Farthing’s plan for Sussex bets heavily on the continued growth of campus universities in the UK. But this growth might be halted, by a [pullquote type=”right”]‘We’ll make sure that perhaps not all, but a lot of our programmes are accessible through the internet, or a closed intranet’[/pullquote]number of factors, technology being one. So I was keen to hear how he thought technology might change education: ‘it’s something I think about often – it is the big well what if?’
He has some interesting thoughts on how specifically new kinds of technology might alter the way universities like Sussex teach: He was reasonably confident in saying that in the next 10-15 years, ‘there will still be a demand for a campus university experience.’ ‘I know when I went to university aged 18 I was a pretty imperfectly formed being. I benefited hugely from working closely with colleagues, being able to work in groups with people, one of things that medical students do is we dissect the human body, but we do that six or eight of us together. That was a big team effort, and, we support each other, and learn together, and test one another and all that sort of stuff.’
[pullquote cite=”Michael Farthing” type=”left”]‘I know when I went to university aged 18 I was a pretty imperfectly formed being.’[/pullquote]
‘So I don’t see campus universities disappearing. What I think however we’re going to be challenged on is how efficiently we’re going to work on the campus – do we really need three years to do an undergraduate degree?’
‘A lot will depend on us as individuals – and I’d to offer people in the future, the choice – do you want to come and do your first year here, or would you like to have a year back in China, in India or wherever you’re from, do the basics, then come, we’ll transition you in, to our more campus, face to face sort of learning, and the maybe you’ll go back and do some more back in your own place?’ ‘You might choose to do six months here, then go back for a year – you know I can see blended learning on variable flexible timescales.’
‘We’ll make sure that perhaps not all, but a lot of our programmes are accessible through the internet, or a closed intranet’
‘providing it’s high quality’, he added.
In all we chatted for about an hour on a wide range of topics, much of which I’ve had to exclude here. Among tales of meeting with friends at the Palace of Westminster Micheal Farthing told me he hadn’t yet decided who to vote for, though we know that he opted for Labour in the last election, and has personal connections to various Labour figures; he was, for instance, a friend, doctor and neighbour of New Labour PR man, Alastair Campbell. [pullquote type=”right”]’Interdisciplinarity is the future, there’s no question about it.'[/pullquote]
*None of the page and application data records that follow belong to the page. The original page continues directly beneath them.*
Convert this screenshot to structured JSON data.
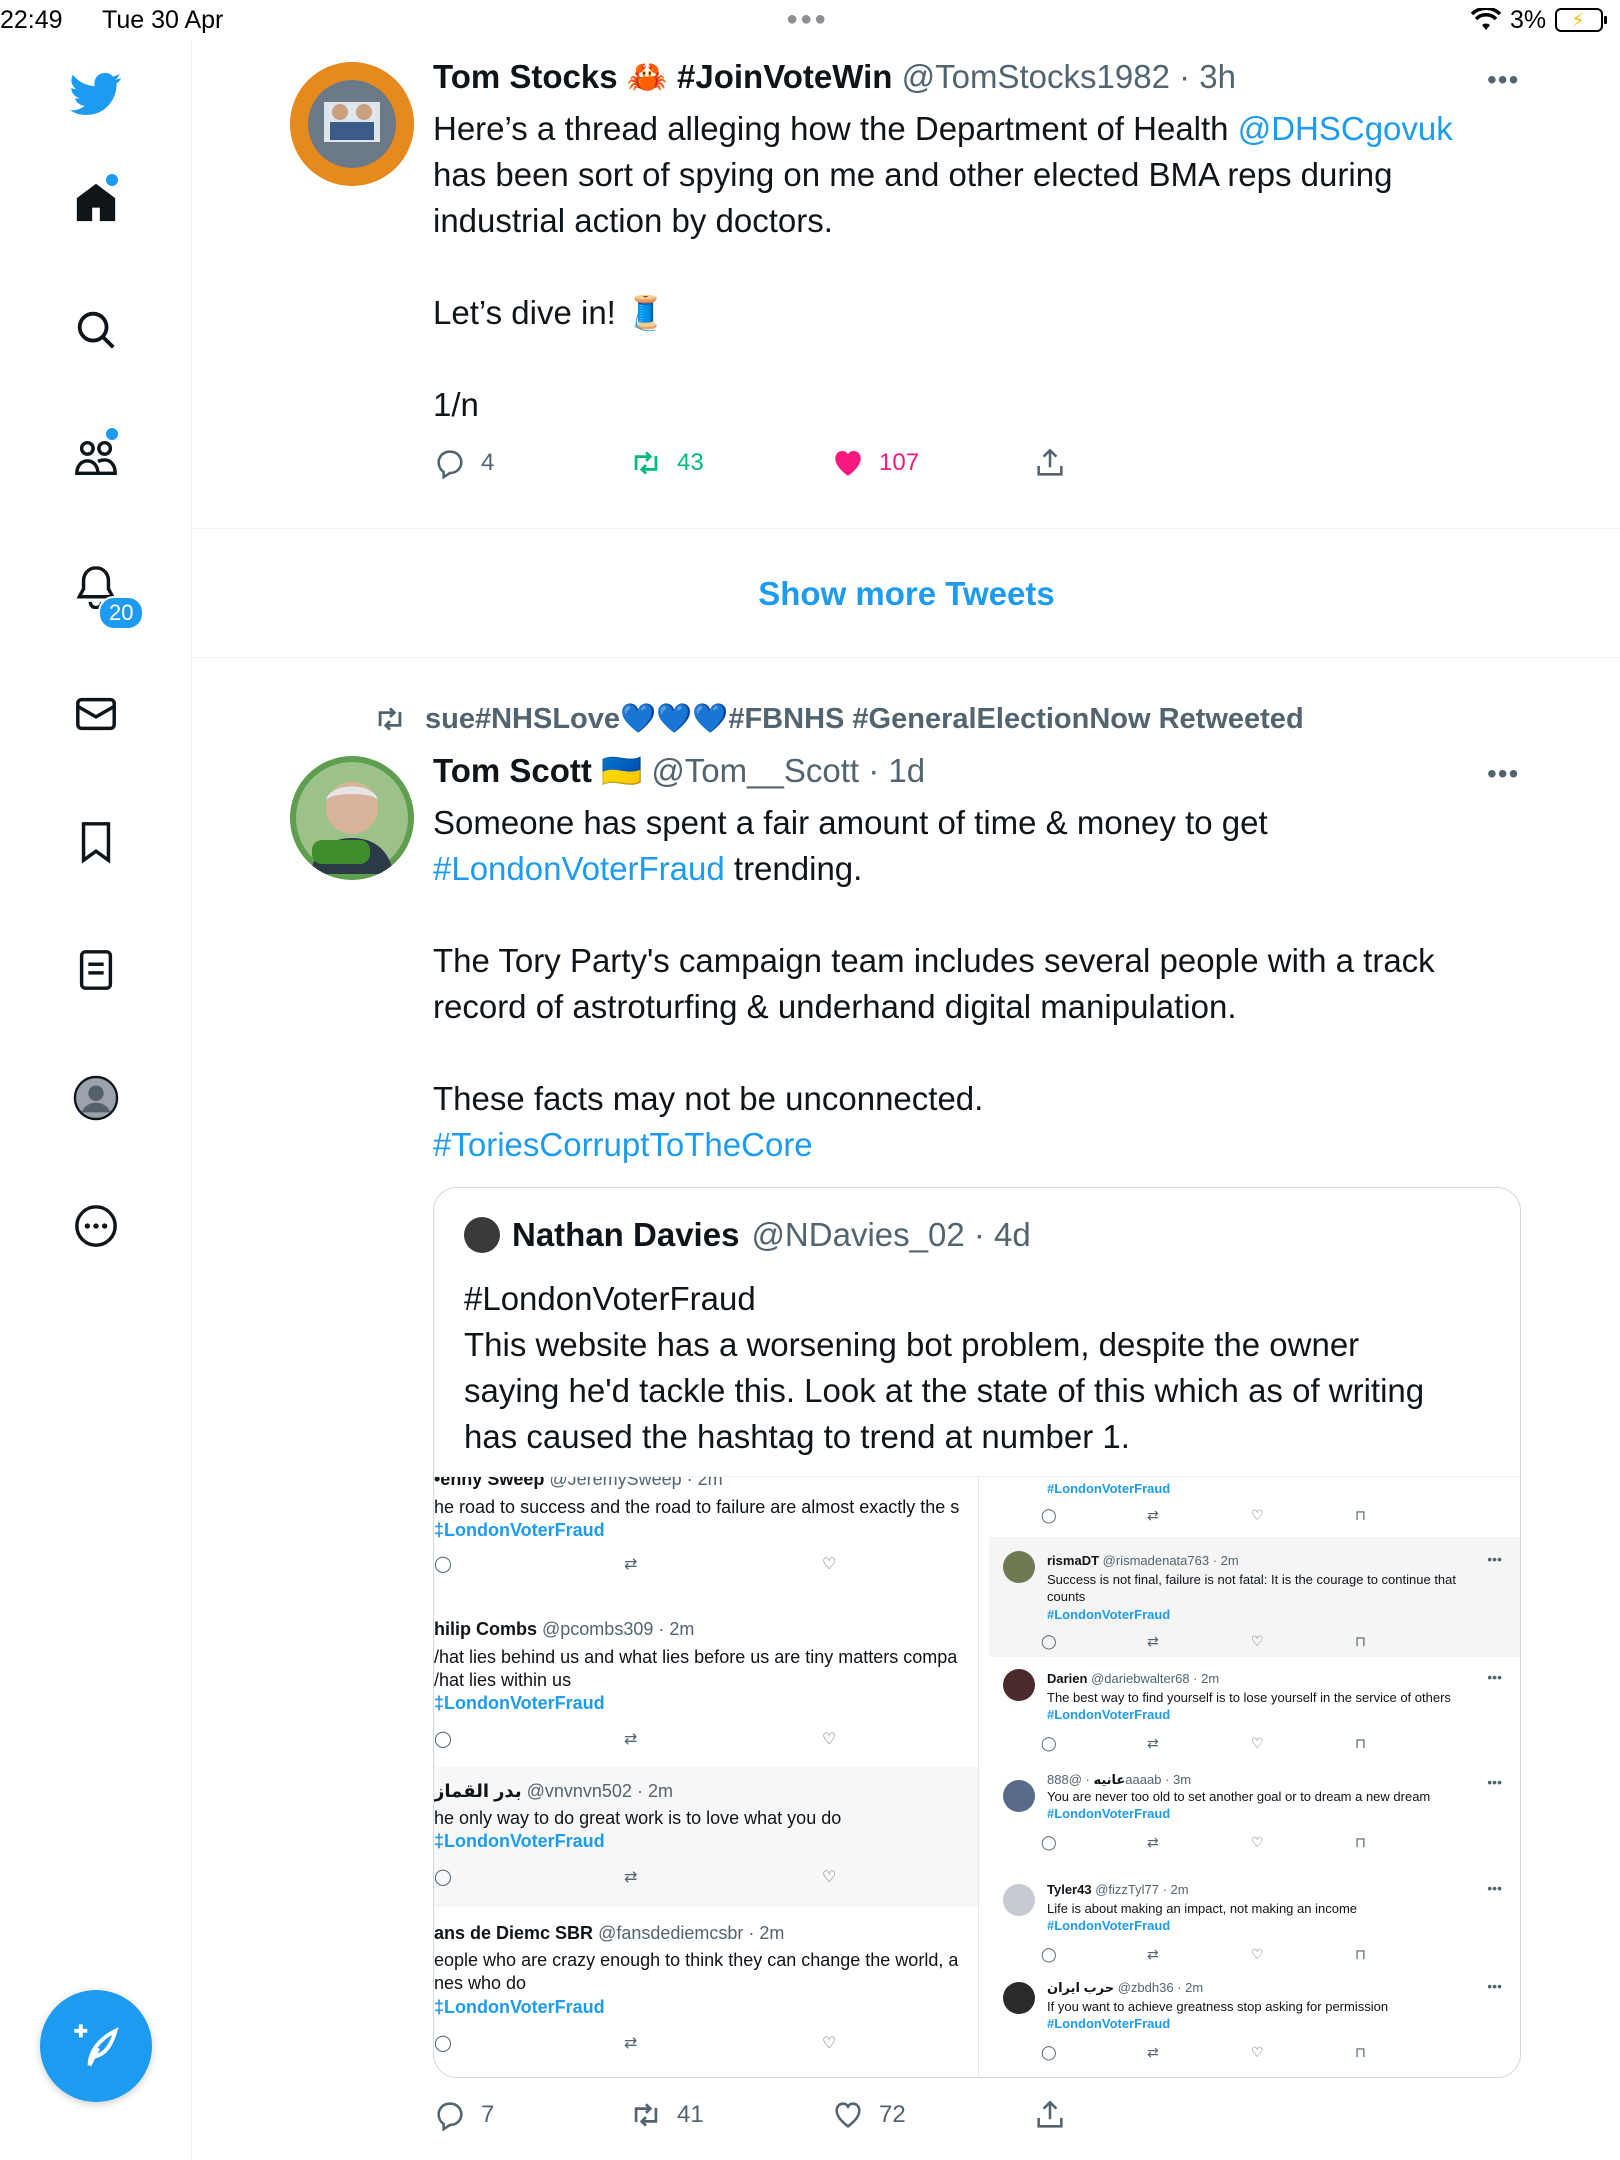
{
  "status_bar": {
    "time": "22:49",
    "date": "Tue 30 Apr",
    "battery": "3%"
  },
  "sidebar": {
    "notification_count": "20"
  },
  "tweet1": {
    "name": "Tom Stocks 🦀 #JoinVoteWin",
    "handle": "@TomStocks1982 · 3h",
    "text_before_link": "Here’s a thread alleging how the Department of Health ",
    "mention": "@DHSCgovuk",
    "text_after_link": "\nhas been sort of spying on me and other elected BMA reps during\nindustrial action by doctors.\n\nLet’s dive in! 🧵\n\n1/n",
    "replies": "4",
    "retweets": "43",
    "likes": "107"
  },
  "show_more": "Show more Tweets",
  "tweet2": {
    "retweeted_by": "sue#NHSLove💙💙💙#FBNHS #GeneralElectionNow Retweeted",
    "name": "Tom Scott 🇺🇦",
    "handle": "@Tom__Scott · 1d",
    "text_line1": "Someone has spent a fair amount of time & money to get",
    "hashtag1": "#LondonVoterFraud",
    "text_line2": " trending.",
    "text_para2": "The Tory Party's campaign team includes several people with a track\nrecord of astroturfing & underhand digital manipulation.",
    "text_para3": "These facts may not be unconnected.",
    "hashtag2": "#ToriesCorruptToTheCore",
    "replies": "7",
    "retweets": "41",
    "likes": "72",
    "quote": {
      "name": "Nathan Davies",
      "handle": "@NDavies_02 · 4d",
      "text": "#LondonVoterFraud\nThis website has a worsening bot problem, despite the owner\nsaying he'd tackle this. Look at the state of this which as of writing\nhas caused the hashtag to trend at number 1.",
      "image": {
        "left_posts": [
          {
            "head_name": "",
            "head_handle": "",
            "text": "he road to success and the road to failure are almost exactly the s",
            "tag": "‡LondonVoterFraud"
          },
          {
            "head_name": "hilip Combs",
            "head_handle": "@pcombs309 · 2m",
            "text": "/hat lies behind us and what lies before us are tiny matters compa\n/hat lies within us",
            "tag": "‡LondonVoterFraud"
          },
          {
            "head_name": "بدر القماز",
            "head_handle": "@vnvnvn502 · 2m",
            "text": "he only way to do great work is to love what you do",
            "tag": "‡LondonVoterFraud"
          },
          {
            "head_name": "ans de Diemc SBR",
            "head_handle": "@fansdediemcsbr · 2m",
            "text": "eople who are crazy enough to think they can change the world, a\nnes who do",
            "tag": "‡LondonVoterFraud"
          }
        ],
        "right_posts": [
          {
            "name": "",
            "handle": "",
            "text": "",
            "tag": "#LondonVoterFraud"
          },
          {
            "name": "rismaDT",
            "handle": "@rismadenata763 · 2m",
            "text": "Success is not final, failure is not fatal: It is the courage to continue that\ncounts",
            "tag": "#LondonVoterFraud"
          },
          {
            "name": "Darien",
            "handle": "@dariebwalter68 · 2m",
            "text": "The best way to find yourself is to lose yourself in the service of others",
            "tag": "#LondonVoterFraud"
          },
          {
            "name": "",
            "handle": "",
            "text": "You are never too old to set another goal or to dream a new dream",
            "tag": "#LondonVoterFraud"
          },
          {
            "name": "Tyler43",
            "handle": "@fizzTyl77 · 2m",
            "text": "Life is about making an impact, not making an income",
            "tag": "#LondonVoterFraud"
          },
          {
            "name": "حرب ایران",
            "handle": "@zbdh36 · 2m",
            "text": "If you want to achieve greatness stop asking for permission",
            "tag": "#LondonVoterFraud"
          }
        ]
      }
    }
  },
  "colors": {
    "accent": "#1d9bf0",
    "retweet_green": "#00ba7c",
    "like_pink": "#f91880",
    "secondary_text": "#536471"
  },
  "icons": [
    "twitter-logo-icon",
    "home-icon",
    "search-icon",
    "communities-icon",
    "bell-icon",
    "mail-icon",
    "bookmark-icon",
    "lists-icon",
    "profile-icon",
    "more-icon",
    "compose-icon",
    "reply-icon",
    "retweet-icon",
    "heart-icon",
    "share-icon"
  ]
}
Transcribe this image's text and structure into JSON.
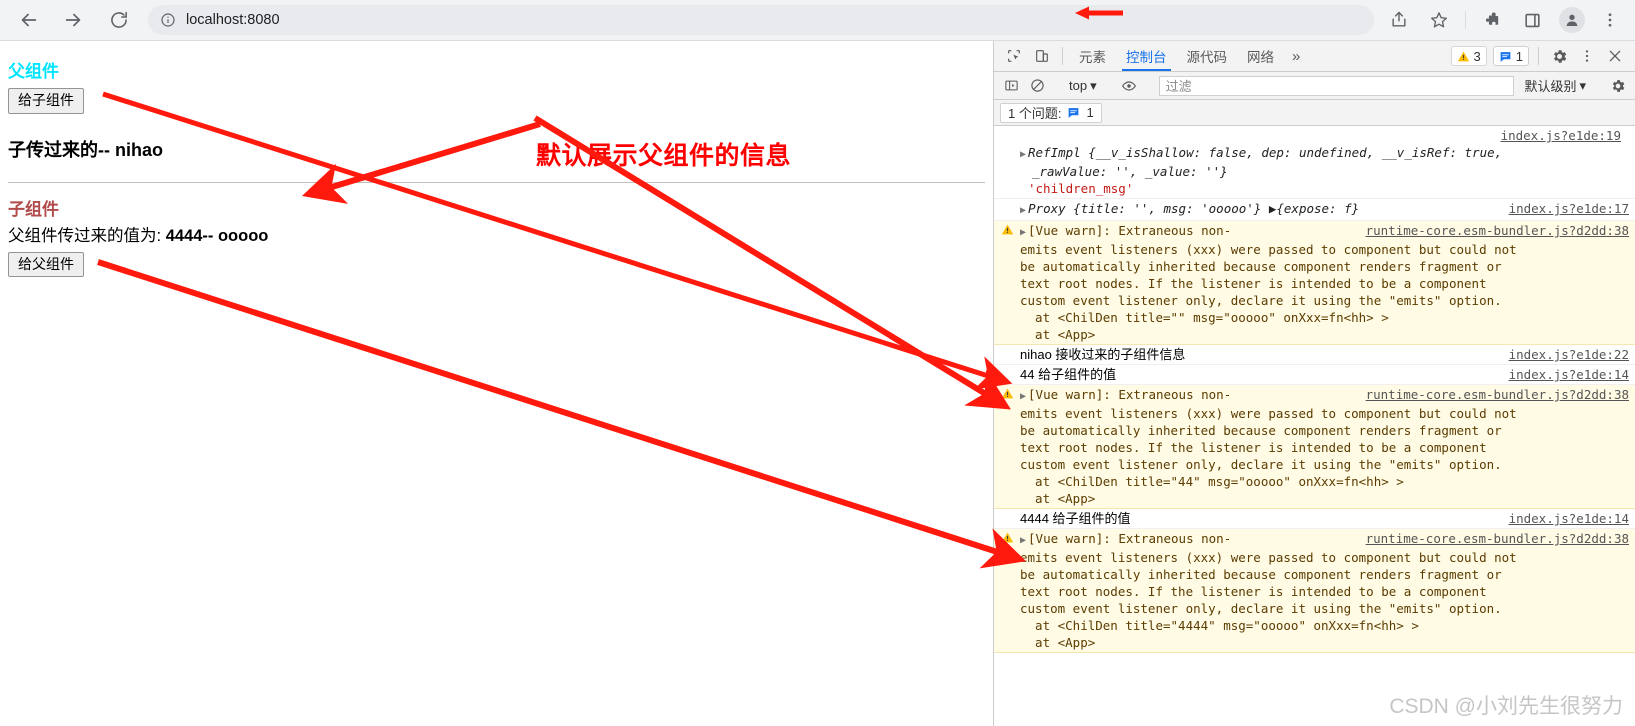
{
  "browser": {
    "url_text": "localhost:8080",
    "back_label": "back-arrow",
    "forward_label": "forward-arrow",
    "reload_label": "reload",
    "icons": [
      "share-icon",
      "star-icon",
      "extensions-icon",
      "sidepanel-icon",
      "profile-icon",
      "menu-icon"
    ]
  },
  "page": {
    "parent_title": "父组件",
    "give_child_button": "给子组件",
    "parent_received": "子传过来的-- nihao",
    "child_title": "子组件",
    "child_value_label": "父组件传过来的值为:",
    "child_value": "4444-- ooooo",
    "give_parent_button": "给父组件",
    "annotation": "默认展示父组件的信息"
  },
  "devtools": {
    "tabs": [
      {
        "label": "元素",
        "active": false
      },
      {
        "label": "控制台",
        "active": true
      },
      {
        "label": "源代码",
        "active": false
      },
      {
        "label": "网络",
        "active": false
      }
    ],
    "more_tabs": "»",
    "warning_badge": "3",
    "message_badge": "1",
    "settings_icon": "gear-icon",
    "kebab_icon": "more-vertical-icon",
    "close_icon": "close-icon",
    "console_toolbar": {
      "context": "top",
      "filter_placeholder": "过滤",
      "level": "默认级别"
    },
    "issues_bar": {
      "label": "1 个问题:",
      "count": "1"
    }
  },
  "console_messages": [
    {
      "type": "log",
      "source": "index.js?e1de:19",
      "line1_prefix": "RefImpl {",
      "line1_parts": "__v_isShallow: false, dep: undefined, __v_isRef: true,",
      "line2": "_rawValue: '', _value: ''}",
      "line3": "'children_msg'"
    },
    {
      "type": "log",
      "source": "index.js?e1de:17",
      "text": "Proxy {title: '', msg: 'ooooo'} ▶{expose: f}"
    },
    {
      "type": "warning",
      "source": "runtime-core.esm-bundler.js?d2dd:38",
      "head": "[Vue warn]: Extraneous non-",
      "lines": [
        "emits event listeners (xxx) were passed to component but could not",
        "be automatically inherited because component renders fragment or",
        "text root nodes. If the listener is intended to be a component",
        "custom event listener only, declare it using the \"emits\" option."
      ],
      "at_lines": [
        "  at <ChilDen title=\"\" msg=\"ooooo\" onXxx=fn<hh> >",
        "  at <App>"
      ]
    },
    {
      "type": "log",
      "source": "index.js?e1de:22",
      "text": "nihao 接收过来的子组件信息"
    },
    {
      "type": "log",
      "source": "index.js?e1de:14",
      "text": "44 给子组件的值"
    },
    {
      "type": "warning",
      "source": "runtime-core.esm-bundler.js?d2dd:38",
      "head": "[Vue warn]: Extraneous non-",
      "lines": [
        "emits event listeners (xxx) were passed to component but could not",
        "be automatically inherited because component renders fragment or",
        "text root nodes. If the listener is intended to be a component",
        "custom event listener only, declare it using the \"emits\" option."
      ],
      "at_lines": [
        "  at <ChilDen title=\"44\" msg=\"ooooo\" onXxx=fn<hh> >",
        "  at <App>"
      ]
    },
    {
      "type": "log",
      "source": "index.js?e1de:14",
      "text": "4444 给子组件的值"
    },
    {
      "type": "warning",
      "source": "runtime-core.esm-bundler.js?d2dd:38",
      "head": "[Vue warn]: Extraneous non-",
      "lines": [
        "emits event listeners (xxx) were passed to component but could not",
        "be automatically inherited because component renders fragment or",
        "text root nodes. If the listener is intended to be a component",
        "custom event listener only, declare it using the \"emits\" option."
      ],
      "at_lines": [
        "  at <ChilDen title=\"4444\" msg=\"ooooo\" onXxx=fn<hh> >",
        "  at <App>"
      ]
    }
  ],
  "watermark": "CSDN @小刘先生很努力",
  "colors": {
    "annotation_red": "#ff0000",
    "parent_title": "#00e5ff",
    "child_title": "#b14a4a",
    "devtools_accent": "#1a73e8",
    "warning_bg": "#fffbe5"
  }
}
On the question of disabled access, highlighted by Miriam Steiner’s ‘Access Sussex campaign, the solution again primarily comes from ‘running the master plan through’ – that is, growing the campus with yet more modern structures that would improve access. However, he admitted there is only so much the university can do given the age of many buildings on campus. ‘Old buildings were not designed by and large, 50 years ago, for wheelchair users, for example,’ he reflects. ‘We can modify buildings, but actually if you’ve got a narrow corridor, and it’s structural, there’s not much you can do about it.’ Some might have been put off by his almost George Osborne like references to the long term ‘master plan’ – but for me this was basically an indicator of his strategic acumen in planning for the future of the university, rather than necessarily a want of inspired answers.
We also asked, somewhat rhetorically, what advice the Vice-Chancellor has for graduates heading out into the world to seek their fortune – I found his initial response admittedly very amusing:
‘Erm, I would think about the chancellors words at graduation, you can probably get those off, you know, off the internet.’
His main advice though was not to follow others too much: ‘ask people, take advice, or at least listen to advice, but don’t do anything just because somebody else has told you’.
‘At the end of the day you’re in charge, it’s your future, and I hope we’ve given our students enough confidence to be able to grasp that future.’ It seems one question even the Vice-Chancellor can’t answer is what you’re supposed to do with your life after university.